● **RECORD EXCERPTS**
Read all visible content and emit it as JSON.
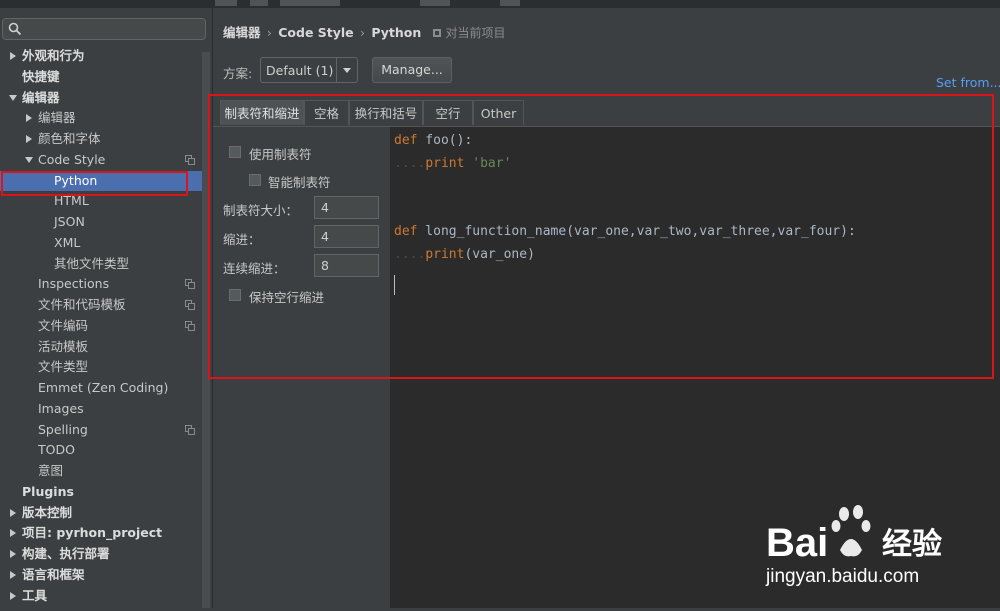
{
  "search": {
    "placeholder": ""
  },
  "sidebar": {
    "items": [
      {
        "label": "外观和行为",
        "arrow": "right",
        "bold": true
      },
      {
        "label": "快捷键",
        "arrow": "none",
        "bold": true
      },
      {
        "label": "编辑器",
        "arrow": "down",
        "bold": true
      },
      {
        "label": "编辑器",
        "arrow": "right",
        "bold": false
      },
      {
        "label": "颜色和字体",
        "arrow": "right",
        "bold": false
      },
      {
        "label": "Code Style",
        "arrow": "down",
        "bold": false,
        "copy": true
      },
      {
        "label": "Python",
        "arrow": "none",
        "bold": false,
        "selected": true
      },
      {
        "label": "HTML",
        "arrow": "none",
        "bold": false
      },
      {
        "label": "JSON",
        "arrow": "none",
        "bold": false
      },
      {
        "label": "XML",
        "arrow": "none",
        "bold": false
      },
      {
        "label": "其他文件类型",
        "arrow": "none",
        "bold": false
      },
      {
        "label": "Inspections",
        "arrow": "none",
        "bold": false,
        "copy": true
      },
      {
        "label": "文件和代码模板",
        "arrow": "none",
        "bold": false,
        "copy": true
      },
      {
        "label": "文件编码",
        "arrow": "none",
        "bold": false,
        "copy": true
      },
      {
        "label": "活动模板",
        "arrow": "none",
        "bold": false
      },
      {
        "label": "文件类型",
        "arrow": "none",
        "bold": false
      },
      {
        "label": "Emmet (Zen Coding)",
        "arrow": "none",
        "bold": false
      },
      {
        "label": "Images",
        "arrow": "none",
        "bold": false
      },
      {
        "label": "Spelling",
        "arrow": "none",
        "bold": false,
        "copy": true
      },
      {
        "label": "TODO",
        "arrow": "none",
        "bold": false
      },
      {
        "label": "意图",
        "arrow": "none",
        "bold": false
      },
      {
        "label": "Plugins",
        "arrow": "none",
        "bold": true
      },
      {
        "label": "版本控制",
        "arrow": "right",
        "bold": true
      },
      {
        "label": "项目: pyrhon_project",
        "arrow": "right",
        "bold": true
      },
      {
        "label": "构建、执行部署",
        "arrow": "right",
        "bold": true
      },
      {
        "label": "语言和框架",
        "arrow": "right",
        "bold": true
      },
      {
        "label": "工具",
        "arrow": "right",
        "bold": true
      }
    ]
  },
  "breadcrumb": {
    "part1": "编辑器",
    "part2": "Code Style",
    "part3": "Python",
    "sep": "›",
    "project_note": "对当前项目"
  },
  "scheme": {
    "label": "方案:",
    "value": "Default (1)",
    "manage": "Manage..."
  },
  "set_from": "Set from...",
  "tabs": [
    {
      "label": "制表符和缩进",
      "active": true
    },
    {
      "label": "空格"
    },
    {
      "label": "换行和括号"
    },
    {
      "label": "空行"
    },
    {
      "label": "Other"
    }
  ],
  "settings": {
    "use_tab": "使用制表符",
    "smart_tab": "智能制表符",
    "tab_size_label": "制表符大小：",
    "tab_size": "4",
    "indent_label": "缩进：",
    "indent": "4",
    "cont_indent_label": "连续缩进：",
    "cont_indent": "8",
    "keep_indent": "保持空行缩进"
  },
  "code": {
    "l1_kw": "def",
    "l1_rest": " foo():",
    "l2_dots": "....",
    "l2_kw": "print",
    "l2_str": " 'bar'",
    "l3_kw": "def",
    "l3_rest": " long_function_name(var_one,var_two,var_three,var_four):",
    "l4_dots": "....",
    "l4_kw": "print",
    "l4_rest": "(var_one)"
  },
  "watermark": {
    "brand": "Bai",
    "brand2": "经验",
    "url": "jingyan.baidu.com"
  },
  "colors": {
    "accent": "#4b6eaf",
    "highlight_box": "#d9141a",
    "keyword": "#cc7832",
    "string": "#6a8759",
    "link": "#589df6"
  }
}
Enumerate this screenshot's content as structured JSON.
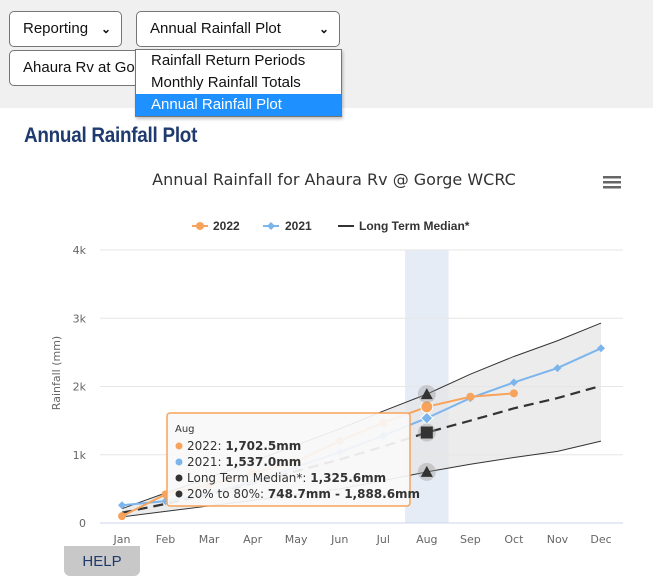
{
  "controls": {
    "report_select": {
      "value": "Reporting",
      "chevron_icon": "chevron-down-icon"
    },
    "plot_select": {
      "value": "Annual Rainfall Plot",
      "chevron_icon": "chevron-down-icon"
    },
    "site_select": {
      "value": "Ahaura Rv at Gorge"
    },
    "plot_options": [
      {
        "label": "Rainfall Return Periods",
        "selected": false
      },
      {
        "label": "Monthly Rainfall Totals",
        "selected": false
      },
      {
        "label": "Annual Rainfall Plot",
        "selected": true
      }
    ]
  },
  "page": {
    "title": "Annual Rainfall Plot",
    "help_label": "HELP",
    "menu_icon": "hamburger-menu-icon"
  },
  "colors": {
    "s2022": "#f7a35c",
    "s2021": "#7cb5ec",
    "median": "#333333",
    "band": "#e6e6e6",
    "title": "#1f3a6e",
    "highlight": "#e6ecf5"
  },
  "chart_data": {
    "type": "line",
    "title": "Annual Rainfall for Ahaura Rv @ Gorge WCRC",
    "xlabel": "",
    "ylabel": "Rainfall (mm)",
    "ylim": [
      0,
      4000
    ],
    "yticks": [
      0,
      1000,
      2000,
      3000,
      4000
    ],
    "ytick_labels": [
      "0",
      "1k",
      "2k",
      "3k",
      "4k"
    ],
    "categories": [
      "Jan",
      "Feb",
      "Mar",
      "Apr",
      "May",
      "Jun",
      "Jul",
      "Aug",
      "Sep",
      "Oct",
      "Nov",
      "Dec"
    ],
    "grid": true,
    "legend_position": "top-center",
    "series": [
      {
        "name": "2022",
        "marker": "circle",
        "values": [
          100,
          420,
          560,
          730,
          900,
          1200,
          1470,
          1702.5,
          1850,
          1900,
          null,
          null
        ]
      },
      {
        "name": "2021",
        "marker": "diamond",
        "values": [
          260,
          320,
          440,
          600,
          820,
          1040,
          1280,
          1537.0,
          1830,
          2060,
          2270,
          2560
        ]
      },
      {
        "name": "Long Term Median*",
        "dashed": true,
        "values": [
          150,
          280,
          420,
          580,
          760,
          930,
          1120,
          1325.6,
          1500,
          1680,
          1830,
          2010
        ]
      }
    ],
    "band": {
      "name": "20% to 80%",
      "low": [
        90,
        170,
        250,
        330,
        410,
        500,
        620,
        748.7,
        860,
        960,
        1050,
        1200
      ],
      "high": [
        210,
        440,
        660,
        900,
        1140,
        1380,
        1640,
        1888.6,
        2180,
        2440,
        2670,
        2930
      ]
    },
    "highlighted_category": "Aug",
    "tooltip": {
      "header": "Aug",
      "rows": [
        {
          "label": "2022",
          "value": "1,702.5mm"
        },
        {
          "label": "2021",
          "value": "1,537.0mm"
        },
        {
          "label": "Long Term Median*",
          "value": "1,325.6mm"
        },
        {
          "label": "20% to 80%",
          "value": "748.7mm - 1,888.6mm"
        }
      ]
    }
  }
}
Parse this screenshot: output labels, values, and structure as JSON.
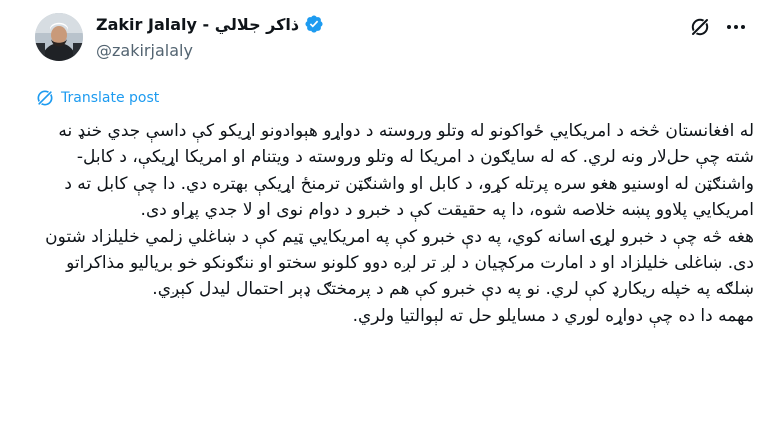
{
  "author": {
    "display_name": "Zakir Jalaly - ذاکر جلالي",
    "handle": "@zakirjalaly",
    "verified": true
  },
  "actions": {
    "translate_label": "Translate post"
  },
  "colors": {
    "accent": "#1d9bf0",
    "text": "#0f1419",
    "muted": "#536471"
  },
  "post": {
    "paragraphs": [
      "له افغانستان څخه د امریکايي ځواکونو له وتلو وروسته د دواړو هېوادونو اړیکو کې داسې جدي خنډ نه شته چې حل‌لار ونه لري. که له سایګون د امریکا له وتلو وروسته د ویتنام او امریکا اړیکې، د کابل-واشنګټن له اوسنیو هغو سره پرتله کړو، د کابل او واشنګټن ترمنځ اړیکې بهتره دي. دا چې کابل ته د امریکايي پلاوو پښه خلاصه شوه، دا په حقیقت کې د خبرو د دوام نوی او لا جدي پړاو دی.",
      "هغه څه چې د خبرو لړۍ اسانه کوي، په دې خبرو کې په امریکايي ټیم کې د ښاغلي زلمي خلیلزاد شتون دی. ښاغلی خلیلزاد او د امارت مرکچیان د لږ تر لږه دوو کلونو سختو او ننګونکو خو بریالیو مذاکراتو ښلګه په خپله ریکارډ کې لري. نو په دې خبرو کې هم د پرمختګ ډېر احتمال لیدل کېږي.",
      "مهمه دا ده چې دواړه لوري د مسایلو حل ته لېوالتیا ولري."
    ]
  }
}
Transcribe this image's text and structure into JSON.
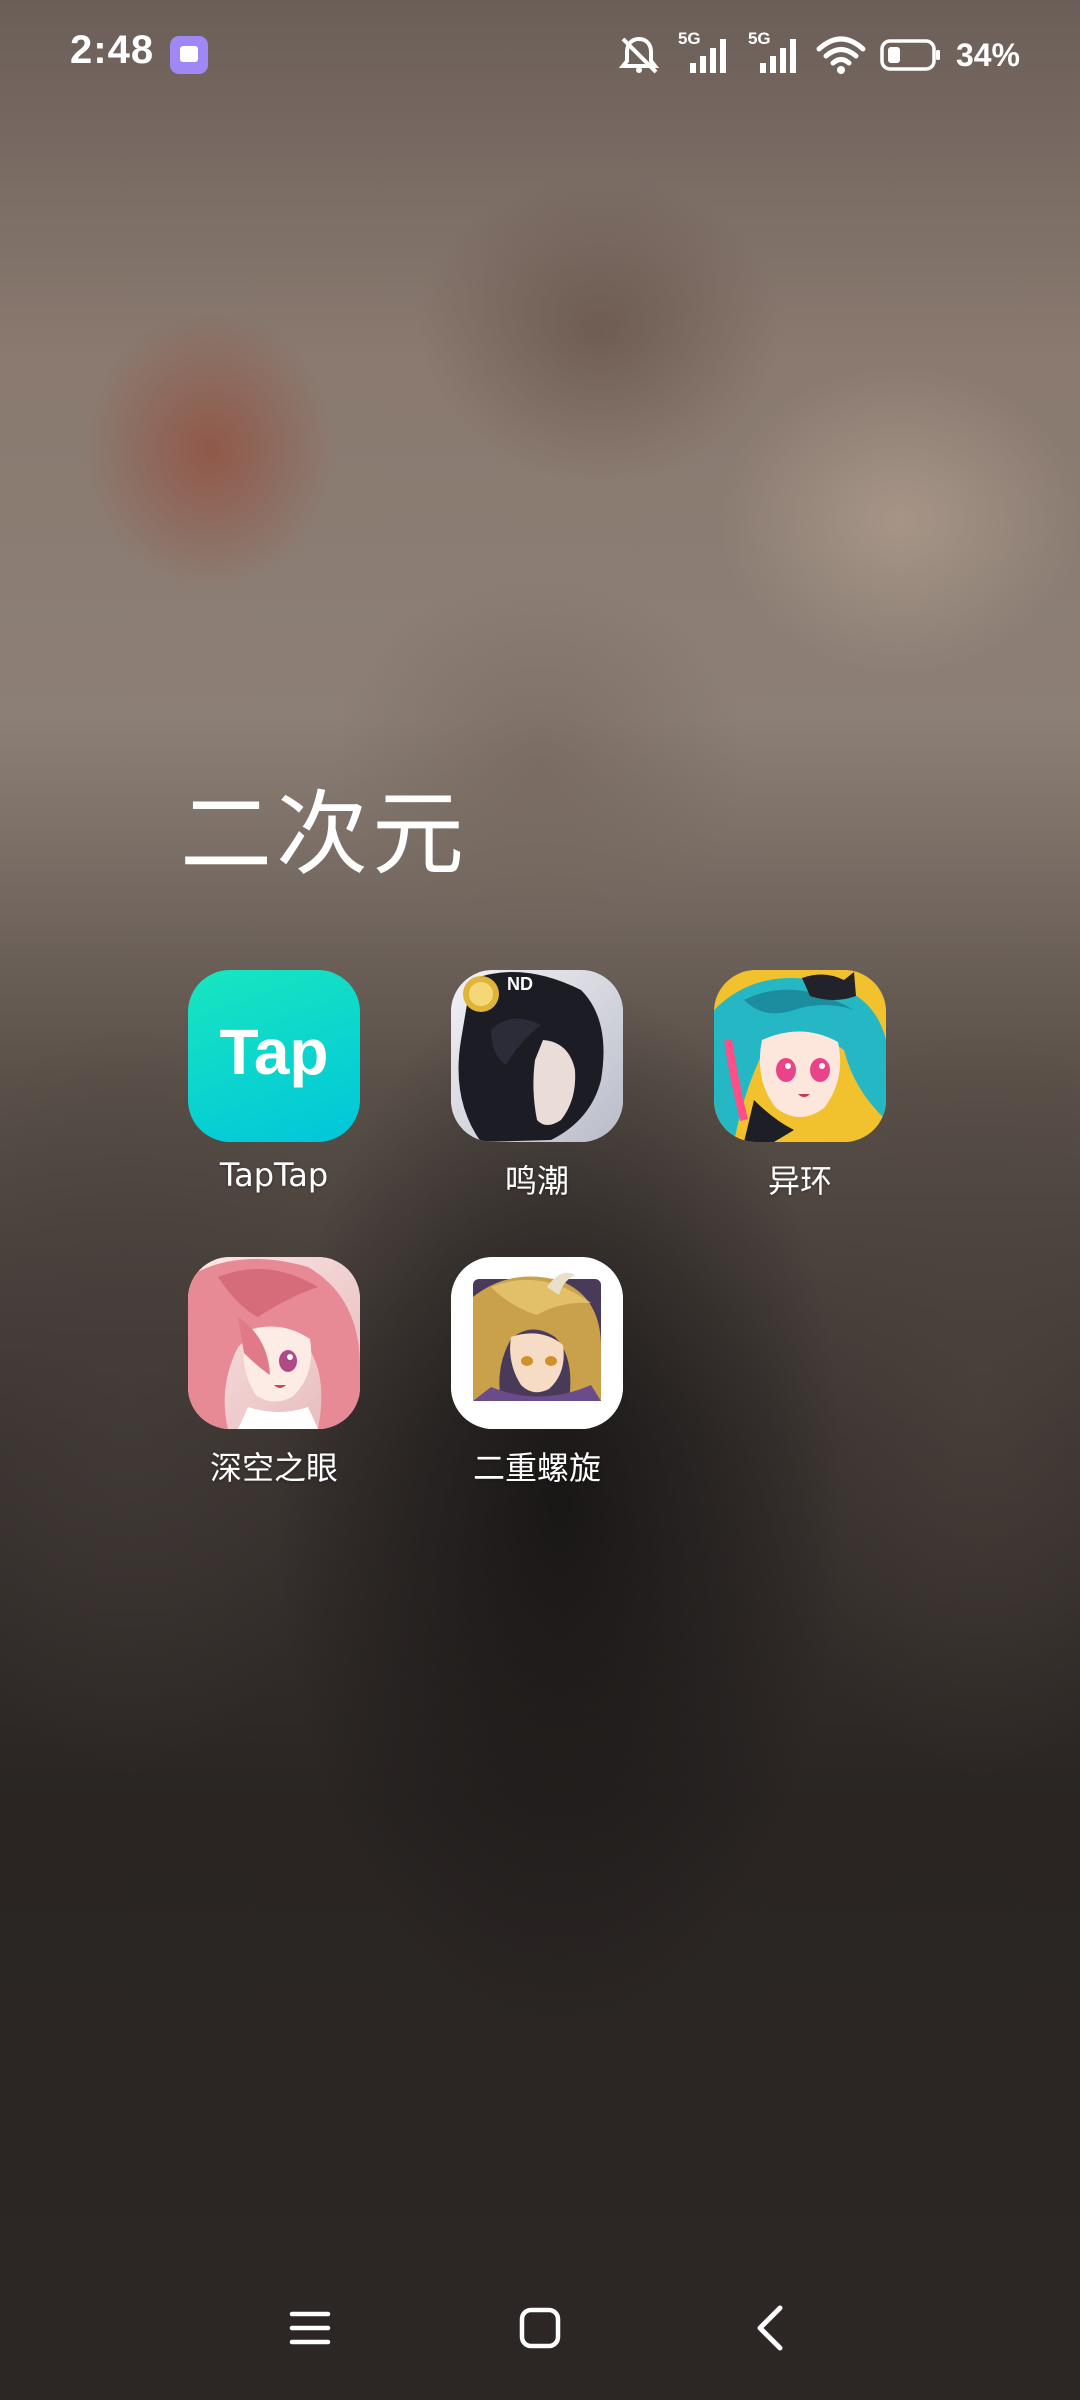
{
  "status_bar": {
    "time": "2:48",
    "network_1": "5G",
    "network_2": "5G",
    "battery_percent": "34%",
    "icons": [
      "app-badge-icon",
      "mute-icon",
      "signal-icon",
      "signal-icon",
      "wifi-icon",
      "battery-icon"
    ]
  },
  "folder": {
    "title": "二次元",
    "apps": [
      {
        "label": "TapTap",
        "icon": "taptap-icon",
        "icon_text": "Tap"
      },
      {
        "label": "鸣潮",
        "icon": "wuthering-waves-icon",
        "icon_text": "ND"
      },
      {
        "label": "异环",
        "icon": "neverness-icon"
      },
      {
        "label": "深空之眼",
        "icon": "aether-gazer-icon"
      },
      {
        "label": "二重螺旋",
        "icon": "duet-night-abyss-icon"
      }
    ]
  },
  "nav_bar": {
    "icons": [
      "menu-icon",
      "home-icon",
      "back-icon"
    ]
  },
  "colors": {
    "taptap_start": "#14e2c4",
    "taptap_end": "#00c8d8",
    "badge": "#9f87f5"
  }
}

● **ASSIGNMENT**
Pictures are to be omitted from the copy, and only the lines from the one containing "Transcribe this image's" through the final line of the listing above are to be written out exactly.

● **OUTPUT BELOW**
Transcribe this image's text and structure into JSON.
{
  "status_bar": {
    "time": "2:48",
    "network_1": "5G",
    "network_2": "5G",
    "battery_percent": "34%",
    "icons": [
      "app-badge-icon",
      "mute-icon",
      "signal-icon",
      "signal-icon",
      "wifi-icon",
      "battery-icon"
    ]
  },
  "folder": {
    "title": "二次元",
    "apps": [
      {
        "label": "TapTap",
        "icon": "taptap-icon",
        "icon_text": "Tap"
      },
      {
        "label": "鸣潮",
        "icon": "wuthering-waves-icon",
        "icon_text": "ND"
      },
      {
        "label": "异环",
        "icon": "neverness-icon"
      },
      {
        "label": "深空之眼",
        "icon": "aether-gazer-icon"
      },
      {
        "label": "二重螺旋",
        "icon": "duet-night-abyss-icon"
      }
    ]
  },
  "nav_bar": {
    "icons": [
      "menu-icon",
      "home-icon",
      "back-icon"
    ]
  },
  "colors": {
    "taptap_start": "#14e2c4",
    "taptap_end": "#00c8d8",
    "badge": "#9f87f5"
  }
}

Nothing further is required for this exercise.